In the first, three temps (haken staff) discuss the farewell party of a colleague in the break room. They do not talk; they each have monologues in which they move around in unrelated jerks based on everyday gestures. A lot of their speeches revolve around food preferences, the eponymous listings weekly freesheet, and other idiosyncractic banalities.
Next two workers have a protracted exchange about the air conditioner temperature in the office and who is changing the setting. The conversation literally repeats itself while the two performers’ dance grow more and more harried.
Finally we get the farewell speech from the worker leaving the company. Only, all she can talk about is shoes and soap!
The piece contains the chelfitsch trademarks: seemingly unconnected physical movements alongside colloquial, fractured dialogue. However, this time music and lighting play key parts. Each of the three scenes is played *with* (i.e. not just *against* but integrated with) a piece of music. The soundtrack is part of the performer, defining their movement and speech rhythms. Especially in the first sequence, where different colours illuminate for different performers’ speeches, making a kind of private disco effect.

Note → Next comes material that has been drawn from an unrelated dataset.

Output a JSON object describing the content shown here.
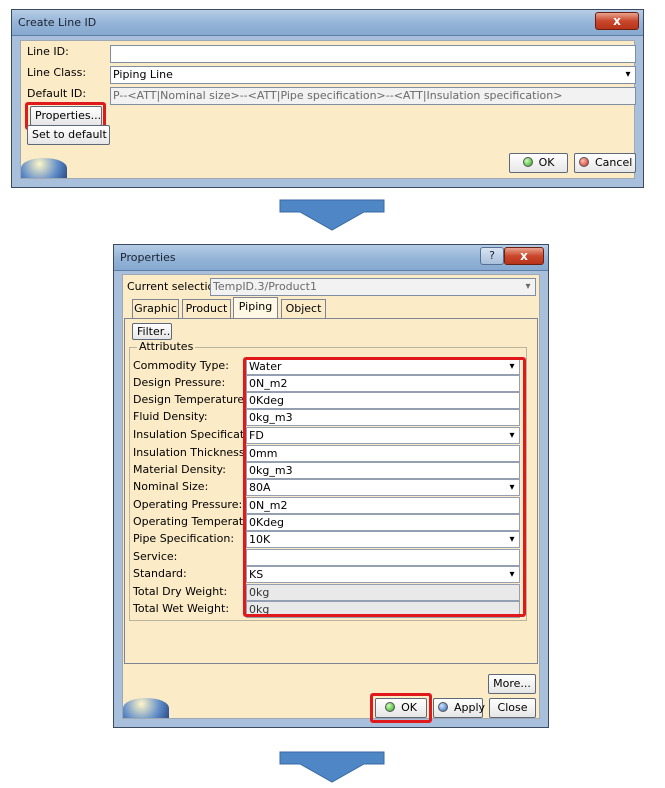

As with all things chelfitsch, its focus is double-edged. The theme is ennui, alienation, even boredom. But it achieves this by revelling in those very things. Of course this can be pretty off-putting as well. The content of the dialogue is deliberately banal — but it also chillingly hammers home that this is indeed what we do discuss most of the time, especially at work.
The venue, on the top floor of Harajuku’s Laforet, was totally sold out with a fairly young audience, proof of chelfitsch’s immense following now. However, emerging afterwards into the masses of twenty-year-olds milling around the crepe stalls, clothes shops and Starbucks of Omotesando was a depressing experience. Much of this crowd were either students or so-called freeter, meaning they were detached from the horrors of modern work — but only replacing those shallows with their own.
Hot Pepper, Air Conditioner, and the Farewell Speech
May 7 to 19, at Laforet Harajuku